Write the data out again exactly, dropping any images it holds.

= = =

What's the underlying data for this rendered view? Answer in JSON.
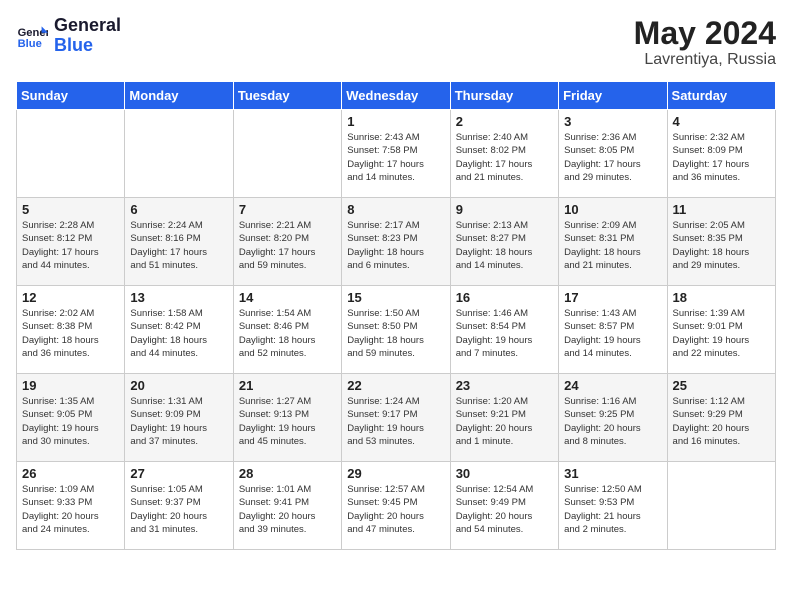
{
  "header": {
    "logo_general": "General",
    "logo_blue": "Blue",
    "month_year": "May 2024",
    "location": "Lavrentiya, Russia"
  },
  "days_of_week": [
    "Sunday",
    "Monday",
    "Tuesday",
    "Wednesday",
    "Thursday",
    "Friday",
    "Saturday"
  ],
  "weeks": [
    [
      {
        "day": "",
        "info": ""
      },
      {
        "day": "",
        "info": ""
      },
      {
        "day": "",
        "info": ""
      },
      {
        "day": "1",
        "info": "Sunrise: 2:43 AM\nSunset: 7:58 PM\nDaylight: 17 hours\nand 14 minutes."
      },
      {
        "day": "2",
        "info": "Sunrise: 2:40 AM\nSunset: 8:02 PM\nDaylight: 17 hours\nand 21 minutes."
      },
      {
        "day": "3",
        "info": "Sunrise: 2:36 AM\nSunset: 8:05 PM\nDaylight: 17 hours\nand 29 minutes."
      },
      {
        "day": "4",
        "info": "Sunrise: 2:32 AM\nSunset: 8:09 PM\nDaylight: 17 hours\nand 36 minutes."
      }
    ],
    [
      {
        "day": "5",
        "info": "Sunrise: 2:28 AM\nSunset: 8:12 PM\nDaylight: 17 hours\nand 44 minutes."
      },
      {
        "day": "6",
        "info": "Sunrise: 2:24 AM\nSunset: 8:16 PM\nDaylight: 17 hours\nand 51 minutes."
      },
      {
        "day": "7",
        "info": "Sunrise: 2:21 AM\nSunset: 8:20 PM\nDaylight: 17 hours\nand 59 minutes."
      },
      {
        "day": "8",
        "info": "Sunrise: 2:17 AM\nSunset: 8:23 PM\nDaylight: 18 hours\nand 6 minutes."
      },
      {
        "day": "9",
        "info": "Sunrise: 2:13 AM\nSunset: 8:27 PM\nDaylight: 18 hours\nand 14 minutes."
      },
      {
        "day": "10",
        "info": "Sunrise: 2:09 AM\nSunset: 8:31 PM\nDaylight: 18 hours\nand 21 minutes."
      },
      {
        "day": "11",
        "info": "Sunrise: 2:05 AM\nSunset: 8:35 PM\nDaylight: 18 hours\nand 29 minutes."
      }
    ],
    [
      {
        "day": "12",
        "info": "Sunrise: 2:02 AM\nSunset: 8:38 PM\nDaylight: 18 hours\nand 36 minutes."
      },
      {
        "day": "13",
        "info": "Sunrise: 1:58 AM\nSunset: 8:42 PM\nDaylight: 18 hours\nand 44 minutes."
      },
      {
        "day": "14",
        "info": "Sunrise: 1:54 AM\nSunset: 8:46 PM\nDaylight: 18 hours\nand 52 minutes."
      },
      {
        "day": "15",
        "info": "Sunrise: 1:50 AM\nSunset: 8:50 PM\nDaylight: 18 hours\nand 59 minutes."
      },
      {
        "day": "16",
        "info": "Sunrise: 1:46 AM\nSunset: 8:54 PM\nDaylight: 19 hours\nand 7 minutes."
      },
      {
        "day": "17",
        "info": "Sunrise: 1:43 AM\nSunset: 8:57 PM\nDaylight: 19 hours\nand 14 minutes."
      },
      {
        "day": "18",
        "info": "Sunrise: 1:39 AM\nSunset: 9:01 PM\nDaylight: 19 hours\nand 22 minutes."
      }
    ],
    [
      {
        "day": "19",
        "info": "Sunrise: 1:35 AM\nSunset: 9:05 PM\nDaylight: 19 hours\nand 30 minutes."
      },
      {
        "day": "20",
        "info": "Sunrise: 1:31 AM\nSunset: 9:09 PM\nDaylight: 19 hours\nand 37 minutes."
      },
      {
        "day": "21",
        "info": "Sunrise: 1:27 AM\nSunset: 9:13 PM\nDaylight: 19 hours\nand 45 minutes."
      },
      {
        "day": "22",
        "info": "Sunrise: 1:24 AM\nSunset: 9:17 PM\nDaylight: 19 hours\nand 53 minutes."
      },
      {
        "day": "23",
        "info": "Sunrise: 1:20 AM\nSunset: 9:21 PM\nDaylight: 20 hours\nand 1 minute."
      },
      {
        "day": "24",
        "info": "Sunrise: 1:16 AM\nSunset: 9:25 PM\nDaylight: 20 hours\nand 8 minutes."
      },
      {
        "day": "25",
        "info": "Sunrise: 1:12 AM\nSunset: 9:29 PM\nDaylight: 20 hours\nand 16 minutes."
      }
    ],
    [
      {
        "day": "26",
        "info": "Sunrise: 1:09 AM\nSunset: 9:33 PM\nDaylight: 20 hours\nand 24 minutes."
      },
      {
        "day": "27",
        "info": "Sunrise: 1:05 AM\nSunset: 9:37 PM\nDaylight: 20 hours\nand 31 minutes."
      },
      {
        "day": "28",
        "info": "Sunrise: 1:01 AM\nSunset: 9:41 PM\nDaylight: 20 hours\nand 39 minutes."
      },
      {
        "day": "29",
        "info": "Sunrise: 12:57 AM\nSunset: 9:45 PM\nDaylight: 20 hours\nand 47 minutes."
      },
      {
        "day": "30",
        "info": "Sunrise: 12:54 AM\nSunset: 9:49 PM\nDaylight: 20 hours\nand 54 minutes."
      },
      {
        "day": "31",
        "info": "Sunrise: 12:50 AM\nSunset: 9:53 PM\nDaylight: 21 hours\nand 2 minutes."
      },
      {
        "day": "",
        "info": ""
      }
    ]
  ]
}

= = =

### Solution for this exercise
What's the underlying data for this rendered view? Answer in JSON.
{
  "header": {
    "logo_general": "General",
    "logo_blue": "Blue",
    "month_year": "May 2024",
    "location": "Lavrentiya, Russia"
  },
  "days_of_week": [
    "Sunday",
    "Monday",
    "Tuesday",
    "Wednesday",
    "Thursday",
    "Friday",
    "Saturday"
  ],
  "weeks": [
    [
      {
        "day": "",
        "info": ""
      },
      {
        "day": "",
        "info": ""
      },
      {
        "day": "",
        "info": ""
      },
      {
        "day": "1",
        "info": "Sunrise: 2:43 AM\nSunset: 7:58 PM\nDaylight: 17 hours\nand 14 minutes."
      },
      {
        "day": "2",
        "info": "Sunrise: 2:40 AM\nSunset: 8:02 PM\nDaylight: 17 hours\nand 21 minutes."
      },
      {
        "day": "3",
        "info": "Sunrise: 2:36 AM\nSunset: 8:05 PM\nDaylight: 17 hours\nand 29 minutes."
      },
      {
        "day": "4",
        "info": "Sunrise: 2:32 AM\nSunset: 8:09 PM\nDaylight: 17 hours\nand 36 minutes."
      }
    ],
    [
      {
        "day": "5",
        "info": "Sunrise: 2:28 AM\nSunset: 8:12 PM\nDaylight: 17 hours\nand 44 minutes."
      },
      {
        "day": "6",
        "info": "Sunrise: 2:24 AM\nSunset: 8:16 PM\nDaylight: 17 hours\nand 51 minutes."
      },
      {
        "day": "7",
        "info": "Sunrise: 2:21 AM\nSunset: 8:20 PM\nDaylight: 17 hours\nand 59 minutes."
      },
      {
        "day": "8",
        "info": "Sunrise: 2:17 AM\nSunset: 8:23 PM\nDaylight: 18 hours\nand 6 minutes."
      },
      {
        "day": "9",
        "info": "Sunrise: 2:13 AM\nSunset: 8:27 PM\nDaylight: 18 hours\nand 14 minutes."
      },
      {
        "day": "10",
        "info": "Sunrise: 2:09 AM\nSunset: 8:31 PM\nDaylight: 18 hours\nand 21 minutes."
      },
      {
        "day": "11",
        "info": "Sunrise: 2:05 AM\nSunset: 8:35 PM\nDaylight: 18 hours\nand 29 minutes."
      }
    ],
    [
      {
        "day": "12",
        "info": "Sunrise: 2:02 AM\nSunset: 8:38 PM\nDaylight: 18 hours\nand 36 minutes."
      },
      {
        "day": "13",
        "info": "Sunrise: 1:58 AM\nSunset: 8:42 PM\nDaylight: 18 hours\nand 44 minutes."
      },
      {
        "day": "14",
        "info": "Sunrise: 1:54 AM\nSunset: 8:46 PM\nDaylight: 18 hours\nand 52 minutes."
      },
      {
        "day": "15",
        "info": "Sunrise: 1:50 AM\nSunset: 8:50 PM\nDaylight: 18 hours\nand 59 minutes."
      },
      {
        "day": "16",
        "info": "Sunrise: 1:46 AM\nSunset: 8:54 PM\nDaylight: 19 hours\nand 7 minutes."
      },
      {
        "day": "17",
        "info": "Sunrise: 1:43 AM\nSunset: 8:57 PM\nDaylight: 19 hours\nand 14 minutes."
      },
      {
        "day": "18",
        "info": "Sunrise: 1:39 AM\nSunset: 9:01 PM\nDaylight: 19 hours\nand 22 minutes."
      }
    ],
    [
      {
        "day": "19",
        "info": "Sunrise: 1:35 AM\nSunset: 9:05 PM\nDaylight: 19 hours\nand 30 minutes."
      },
      {
        "day": "20",
        "info": "Sunrise: 1:31 AM\nSunset: 9:09 PM\nDaylight: 19 hours\nand 37 minutes."
      },
      {
        "day": "21",
        "info": "Sunrise: 1:27 AM\nSunset: 9:13 PM\nDaylight: 19 hours\nand 45 minutes."
      },
      {
        "day": "22",
        "info": "Sunrise: 1:24 AM\nSunset: 9:17 PM\nDaylight: 19 hours\nand 53 minutes."
      },
      {
        "day": "23",
        "info": "Sunrise: 1:20 AM\nSunset: 9:21 PM\nDaylight: 20 hours\nand 1 minute."
      },
      {
        "day": "24",
        "info": "Sunrise: 1:16 AM\nSunset: 9:25 PM\nDaylight: 20 hours\nand 8 minutes."
      },
      {
        "day": "25",
        "info": "Sunrise: 1:12 AM\nSunset: 9:29 PM\nDaylight: 20 hours\nand 16 minutes."
      }
    ],
    [
      {
        "day": "26",
        "info": "Sunrise: 1:09 AM\nSunset: 9:33 PM\nDaylight: 20 hours\nand 24 minutes."
      },
      {
        "day": "27",
        "info": "Sunrise: 1:05 AM\nSunset: 9:37 PM\nDaylight: 20 hours\nand 31 minutes."
      },
      {
        "day": "28",
        "info": "Sunrise: 1:01 AM\nSunset: 9:41 PM\nDaylight: 20 hours\nand 39 minutes."
      },
      {
        "day": "29",
        "info": "Sunrise: 12:57 AM\nSunset: 9:45 PM\nDaylight: 20 hours\nand 47 minutes."
      },
      {
        "day": "30",
        "info": "Sunrise: 12:54 AM\nSunset: 9:49 PM\nDaylight: 20 hours\nand 54 minutes."
      },
      {
        "day": "31",
        "info": "Sunrise: 12:50 AM\nSunset: 9:53 PM\nDaylight: 21 hours\nand 2 minutes."
      },
      {
        "day": "",
        "info": ""
      }
    ]
  ]
}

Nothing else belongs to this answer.